Tim Jones
Tim Jones
Jul 09, 2014 09:29 AM
I agree with the above comment. My thoughts on the above article. I spend many days in forest service campgrounds. What I have found is the people that use these campgrounds have really changed. The other day I was talking to a real park ranger and he stated that the park service fiqures less then 20 percent of visitors pay any fees compared to the past when 80 percent of the people camping payed. They just can't continue to operate the campgrounds without any fees coming in. With the budget cuts, users have to pay fees to keep thing open.If you spend any time at all in any campground you would not believe what people do there, very few abide by any of the rules. Since the forest service can't man every campground, they are forced to bring in someone to run the campground or close it. That is the only choice they have. Some county sherrifs are telling the forest service that they will not patrol these wild campgrounds unless the put some control on the situation. Many of the family campers are being forced out of these campground by the homeless, hippie type people that move in unless they are made to pay. People have changed, times have changed, wake up!
Bill Lundeen
Bill Lundeen
Jul 21, 2014 03:11 PM

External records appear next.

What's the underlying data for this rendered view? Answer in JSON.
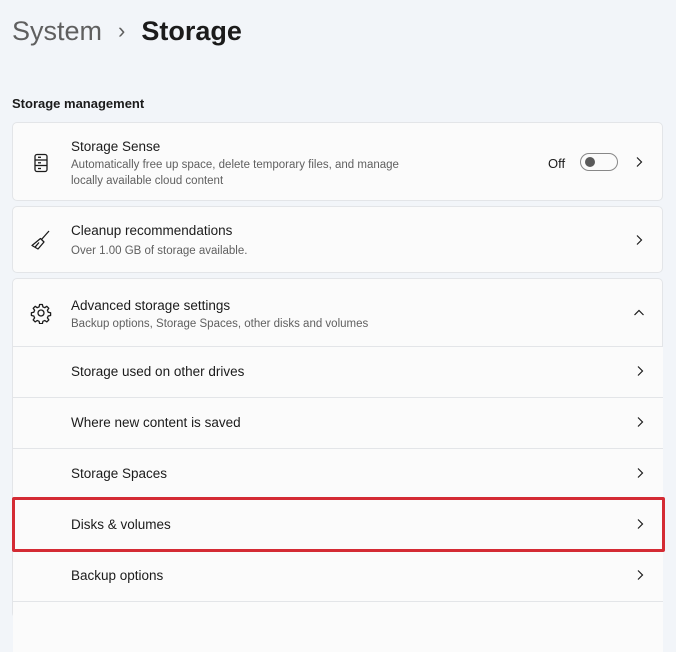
{
  "breadcrumb": {
    "parent": "System",
    "separator": "›",
    "current": "Storage"
  },
  "section_heading": "Storage management",
  "storage_sense": {
    "title": "Storage Sense",
    "desc_line1": "Automatically free up space, delete temporary files, and manage",
    "desc_line2": "locally available cloud content",
    "toggle_label": "Off",
    "toggle_state": "off"
  },
  "cleanup": {
    "title": "Cleanup recommendations",
    "desc": "Over 1.00 GB of storage available."
  },
  "advanced": {
    "title": "Advanced storage settings",
    "desc": "Backup options, Storage Spaces, other disks and volumes",
    "expanded": true
  },
  "sub_items": [
    {
      "label": "Storage used on other drives"
    },
    {
      "label": "Where new content is saved"
    },
    {
      "label": "Storage Spaces"
    },
    {
      "label": "Disks & volumes",
      "highlighted": true
    },
    {
      "label": "Backup options"
    }
  ],
  "colors": {
    "background": "#f2f5f9",
    "card": "#fbfbfb",
    "highlight": "#d42b34"
  }
}
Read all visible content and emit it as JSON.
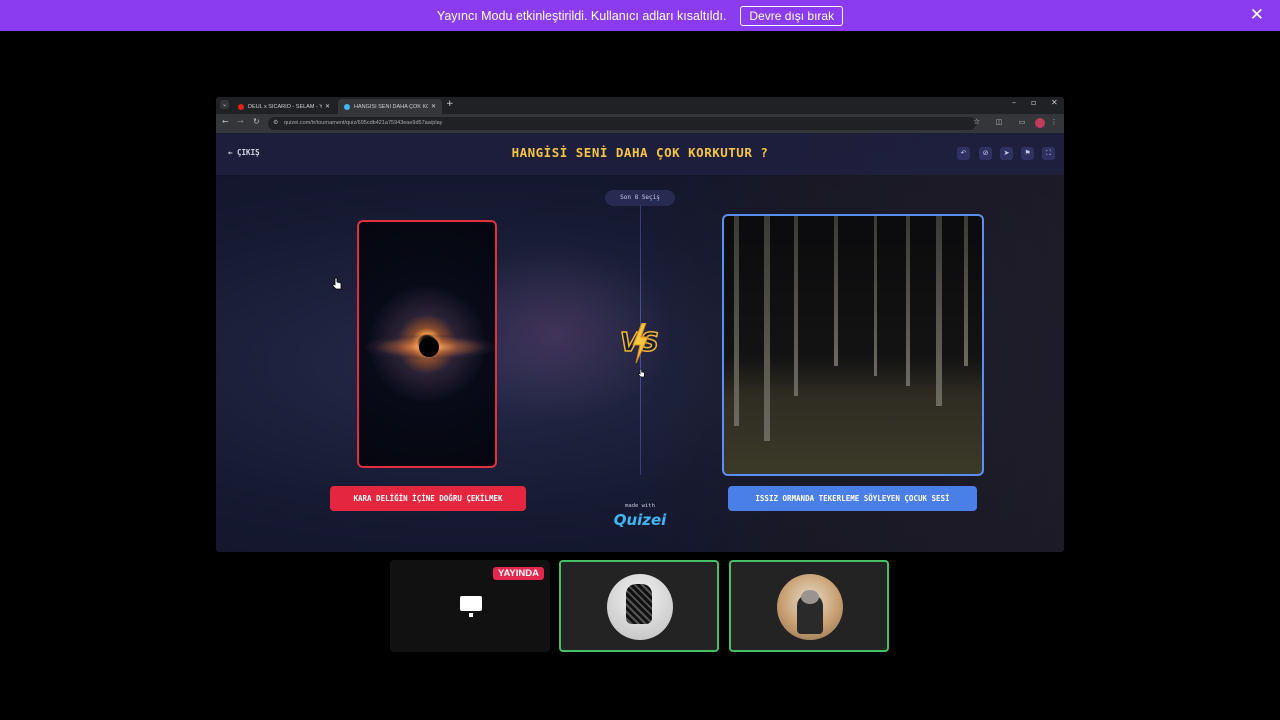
{
  "banner": {
    "message": "Yayıncı Modu etkinleştirildi. Kullanıcı adları kısaltıldı.",
    "disable_label": "Devre dışı bırak",
    "close_icon": "close-icon"
  },
  "browser": {
    "tabs": [
      {
        "label": "DEUL x SICARIO - SELAM - You",
        "favicon": "youtube-icon"
      },
      {
        "label": "HANGİSİ SENİ DAHA ÇOK KORK",
        "favicon": "quizei-icon"
      }
    ],
    "url": "quizei.com/tr/tournament/quiz/695cdb421a75943eae9d57aa/play"
  },
  "page": {
    "back_label": "ÇIKIŞ",
    "title": "HANGİSİ SENİ DAHA ÇOK KORKUTUR ?",
    "header_icons": [
      "undo-icon",
      "link-icon",
      "send-icon",
      "flag-icon",
      "fullscreen-icon"
    ],
    "round_label": "Son 8 Seçiş",
    "vs_label": "VS",
    "left_option": "KARA DELİĞİN İÇİNE DOĞRU ÇEKİLMEK",
    "right_option": "ISSIZ ORMANDA TEKERLEME SÖYLEYEN ÇOCUK SESİ",
    "made_with": "made with",
    "brand": "Quizei"
  },
  "call": {
    "live_label": "YAYINDA"
  },
  "colors": {
    "banner": "#8b3cf0",
    "title": "#f5c542",
    "left_accent": "#e4263f",
    "right_accent": "#4a7fe8",
    "speaking_border": "#46c065",
    "live_badge": "#e2294d"
  }
}
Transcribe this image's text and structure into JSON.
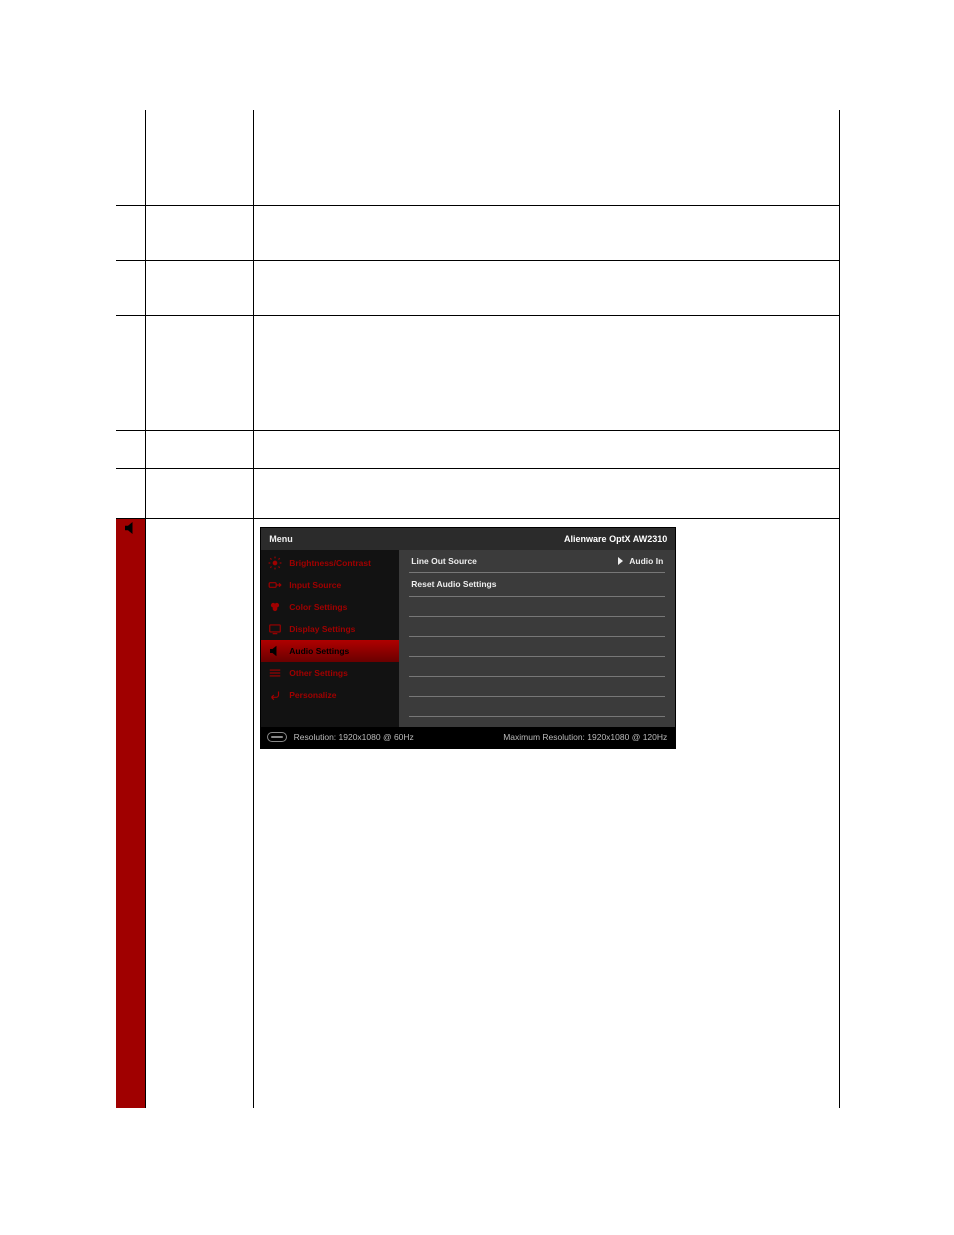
{
  "osd": {
    "header": {
      "menu_label": "Menu",
      "model_prefix": "Alienware OptX ",
      "model_bold": "AW2310"
    },
    "sidebar": {
      "items": [
        {
          "label": "Brightness/Contrast"
        },
        {
          "label": "Input Source"
        },
        {
          "label": "Color Settings"
        },
        {
          "label": "Display Settings"
        },
        {
          "label": "Audio Settings"
        },
        {
          "label": "Other Settings"
        },
        {
          "label": "Personalize"
        }
      ],
      "selected_index": 4
    },
    "options": [
      {
        "label": "Line Out Source",
        "value": "Audio In"
      },
      {
        "label": "Reset Audio Settings",
        "value": ""
      }
    ],
    "footer": {
      "res_label": "Resolution: 1920x1080 @ 60Hz",
      "max_res_label": "Maximum Resolution: 1920x1080 @ 120Hz"
    }
  }
}
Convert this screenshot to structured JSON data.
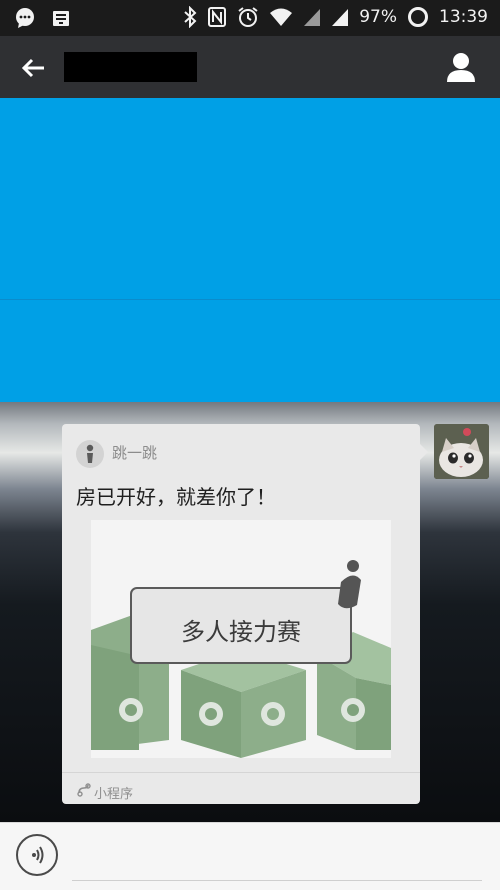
{
  "status_bar": {
    "battery_percent": "97%",
    "time": "13:39",
    "icons": [
      "chat-bubble-icon",
      "download-icon",
      "bluetooth-icon",
      "nfc-icon",
      "alarm-icon",
      "wifi-icon",
      "signal-icon",
      "signal-icon",
      "battery-ring-icon"
    ]
  },
  "nav_bar": {
    "back_icon": "back-arrow-icon",
    "title_redacted": "",
    "profile_icon": "person-icon"
  },
  "chat": {
    "highlight_color": "#00a0e6",
    "card": {
      "app_name": "跳一跳",
      "message": "房已开好，就差你了！",
      "preview_title": "多人接力赛",
      "footer_label": "小程序"
    }
  },
  "input_bar": {
    "voice_icon": "voice-input-icon"
  }
}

Greg! Bill Lundeen from Tioga Pass. Finally made it to this site... excellent article (of course) and something we are experiencing here in the Sierra as well, in spite of not having the FLREA stuff. We need to take back our public lands! Sorry I missed you and Gaye this summer at TPR